Benefits for applying the PAAx methodology and approach

Assessments are often done on a piece of a whole: a department within an organization, a cross-functional process, an organization within a government, a set of organizations within a sector.  An assessment is done with a view to changing the object—the parameters—of the assessment.   The change may be the introduction of a new technology, a discovery to find out why the outputs are not meeting standards or solving the problems of users, or a shift in the context requiring the organization to shift as well.  In order to properly understand—and interpret—the current state, it is essential that we first define the required or desired situation.   It is this perspective that provides us with clear parameters for selecting the most appropriate solutions and actions.

Therein lies the crux of assessment: the difference between the value you attribute to what you are producing (services or products) and what the person who uses that output can actually do with it.  It does not matter what the internal capacity, processes, or policies are if the recipient of those outputs obtains no value from them.  Here, the central question is what results are you really targeting, and how do they compare to what intended users really require? The focus of this type of assessment is first and foremost on the external requirements and value added.  Traditional assessments often focus internally, without the strategic linkage to external value added.   Without anchoring the assessment on external value added, we might be misled to uselessly spend resources on rearranging policies, processes, and even furniture, with little value to target beneficiaries.

This is where most assessments fall flat. The point is missed. Complying with a checklist of ‘best practices’ or an inventory of plans, guides, and systems, is not important if the results required are not achieved. Assembling a roundtable to discuss what is wrong with the organization—what do you need?—is probably more destructive in organizing action steps than no assessment at all.

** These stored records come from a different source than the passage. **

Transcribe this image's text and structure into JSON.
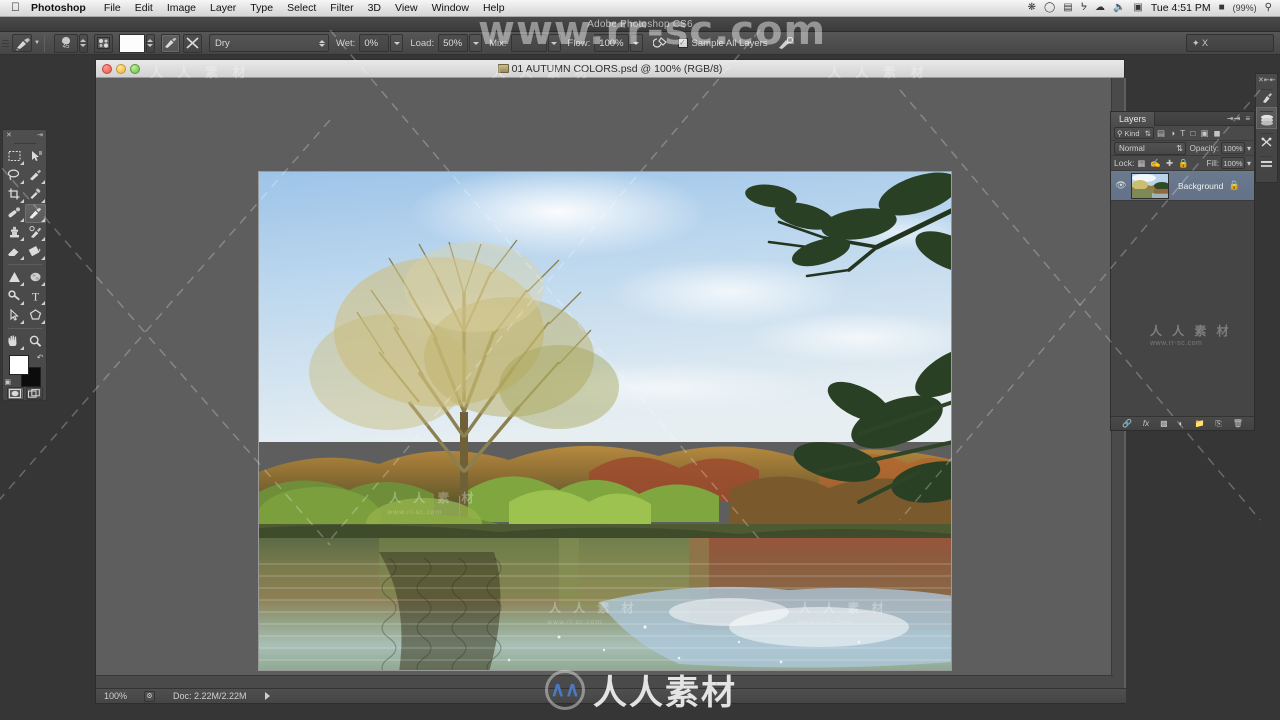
{
  "os_menubar": {
    "apple_icon": "apple-icon",
    "app_name": "Photoshop",
    "menus": [
      "File",
      "Edit",
      "Image",
      "Layer",
      "Type",
      "Select",
      "Filter",
      "3D",
      "View",
      "Window",
      "Help"
    ],
    "status_icons": [
      "spinner-icon",
      "clock-icon",
      "display-icon",
      "bluetooth-icon",
      "wifi-icon",
      "volume-icon",
      "airplay-icon"
    ],
    "clock": "Tue 4:51 PM",
    "battery": "(99%)",
    "search_icon": "search-icon"
  },
  "app": {
    "title": "Adobe Photoshop CS6"
  },
  "options_bar": {
    "tool_preset_icon": "mixer-brush-icon",
    "brush_size_label": "45",
    "brush_preset_icon": "brush-preset-icon",
    "load_swatch_color": "#fdfdfd",
    "clean_brush_icon": "clean-brush-icon",
    "load_brush_icon": "load-brush-icon",
    "preset_combo": "Dry",
    "wet_label": "Wet:",
    "wet_value": "0%",
    "load_label": "Load:",
    "load_value": "50%",
    "mix_label": "Mix:",
    "mix_value": "",
    "flow_label": "Flow:",
    "flow_value": "100%",
    "airbrush_icon": "airbrush-icon",
    "sample_all_layers_label": "Sample All Layers",
    "sample_all_layers_checked": "✓",
    "pressure_icon": "pressure-icon",
    "workspace_value": "✦ X"
  },
  "tools": {
    "column_left": [
      "marquee-rect-icon",
      "lasso-icon",
      "crop-icon",
      "eyedropper-icon",
      "clone-stamp-icon",
      "eraser-icon",
      "gradient-icon",
      "blur-icon",
      "path-selection-icon",
      "hand-icon"
    ],
    "column_right": [
      "move-icon",
      "quick-selection-icon",
      "healing-brush-icon",
      "mixer-brush-icon",
      "history-brush-icon",
      "paint-bucket-icon",
      "dodge-icon",
      "type-icon",
      "shape-icon",
      "zoom-icon"
    ],
    "selected": "mixer-brush-icon",
    "foreground_color": "#ffffff",
    "background_color": "#0c0c0c",
    "swap_icon": "swap-colors-icon",
    "default_icon": "default-colors-icon",
    "quickmask_icons": [
      "standard-mode-icon",
      "screen-mode-icon"
    ]
  },
  "document": {
    "title": "01 AUTUMN COLORS.psd @ 100% (RGB/8)",
    "file_icon": "psd-file-icon",
    "window_buttons": [
      "close-button",
      "minimize-button",
      "zoom-button"
    ],
    "status": {
      "zoom": "100%",
      "doc_label": "Doc: 2.22M/2.22M",
      "play_icon": "status-arrow-icon"
    }
  },
  "layers_panel": {
    "tab_label": "Layers",
    "collapse_icon": "collapse-icon",
    "menu_icon": "panel-menu-icon",
    "filter_label": "Kind",
    "filter_icon": "filter-kind-icon",
    "filter_type_icons": [
      "pixel-filter-icon",
      "adjustment-filter-icon",
      "type-filter-icon",
      "shape-filter-icon",
      "smartobject-filter-icon"
    ],
    "filter_toggle_icon": "filter-toggle-icon",
    "blend_mode": "Normal",
    "opacity_label": "Opacity:",
    "opacity_value": "100%",
    "lock_label": "Lock:",
    "lock_icons": [
      "lock-transparent-icon",
      "lock-image-icon",
      "lock-position-icon",
      "lock-all-icon"
    ],
    "fill_label": "Fill:",
    "fill_value": "100%",
    "layers": [
      {
        "name": "Background",
        "visible_icon": "eye-icon",
        "lock_icon": "lock-icon",
        "thumbnail": "autumn-photo-thumbnail"
      }
    ],
    "footer_icons": [
      "link-layers-icon",
      "layer-style-fx-icon",
      "layer-mask-icon",
      "adjustment-layer-icon",
      "new-group-icon",
      "new-layer-icon",
      "delete-layer-icon"
    ]
  },
  "right_dock": {
    "panels": [
      "color-panel-icon",
      "layers-panel-icon",
      "adjustments-panel-icon",
      "history-panel-icon"
    ],
    "active": "layers-panel-icon",
    "collapse_icon": "expand-panels-icon"
  },
  "watermarks": {
    "url": "www.rr-sc.com",
    "chinese": "人 人 素 材",
    "bottom_text": "人人素材",
    "bottom_url_small": "www.rr-sc.com",
    "logo": "rr-sc-logo-icon"
  }
}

In some cases, senior officers rely on intuition to define the problem and prescribe the solution, and only want allocate resources to implement their “solution”. The dynamics of organizations are far too complex to rely solely on intuition.  The collective experience of the authors, and the research underlying their work, suggest this approach will result in overwhelming failure.  Solutions and programs based on unsupported intuition and assumptions are a dangerous approach because  they are filled with blind spots. 

A common approach to program design is based on the belief that, ‘If we just add-in this list of best practices, then the organization will go through the stages of development toward a mature and effective organization’.  Regrettably, in most maturity models applied to organizational effectiveness in development, the stages of decline and death are deleted. Based on a cursory look of the Fortune 500 companies over the past 75 years, it is clear that the rise and fall of even the “too big to fail” companies suffer from decline. More applicable is that constant changes in every dynamic of organizational functioning (from staffing to suppliers, from project scope to funding, from governance to competitors) affects much shorter “rises and falls” in productivity and efficiency.

There is no simple road to success.  Continual improvement is required because the typical decision-making and work within organizations is accompanied by unintended consequences. Every time, every project. These become embedded and clog up the ability to produce the outputs required by the clients (users). Constant improvement is required to mitigate the negative effects while maintaining the benefits.

Those people who are designing and implementing a program or project intended to improve the quality, value, and worthwhileness of the outputs of the organization may benefit from understanding our proposed approach to assessment.  There has been clear admission of the diminishing returns of so many capacity building programs and organizational strengthening programs.  Our offices overflow with critical evaluations. When the funding is over, the changes dissolve.

It is increasingly evident that the performance improvement sciences and methodologies are a successful approach and underlying strategy for development. Funding and programming organizations are studying these theories and practices, and applying them piecemeal at best.  This handbook is based on  decades of research and practice in organizational dynamics and performance.

If you are interested in improving results, then this assessment approach may be for you.
More information at:

Extract from Performance Assessment and Analysis. Murray & McCarthy Publishing. January 1, 2018.

Cite as:

Kelly, S. J., Novak, M. M., Guerra-Lopez, I. (2019) Performance Assessment & Analysis. Being Better Matters 21 February. Available at (accessed: date of your access)

Authors profile:

Steven Kelly

Steven is a senior partner with KNO Worldwide, and has worked in performance improvement since the late 1970s. His early years were spent in organization development, assessment and training delivery. During the last three and a half decades, since his re-location to Central Europe in 1991, he has expanded his efforts to include institutional and capacity building, management of large-scale organizational change efforts, performance assessments, and evaluation of project success or ROI.

Articles published on Being Better Matters


M. Mari Novak

Mari Novak has worked in the area of improving organizational and individual results for over 35 years. She has worked in the corporate, development, and governmental arenas. Over the past 24 years, she has focused her work geographically on the transitioning social, economic, and business challenges in Central Europe, Asia, the Caucasus, and the Middle East. Mari has successfully applied "systems thinking" and structured performance analytical to all aspects of the development cycle.

Articles published on Being Better Matters


Co-Authors: Ingrid Guerra-Lopez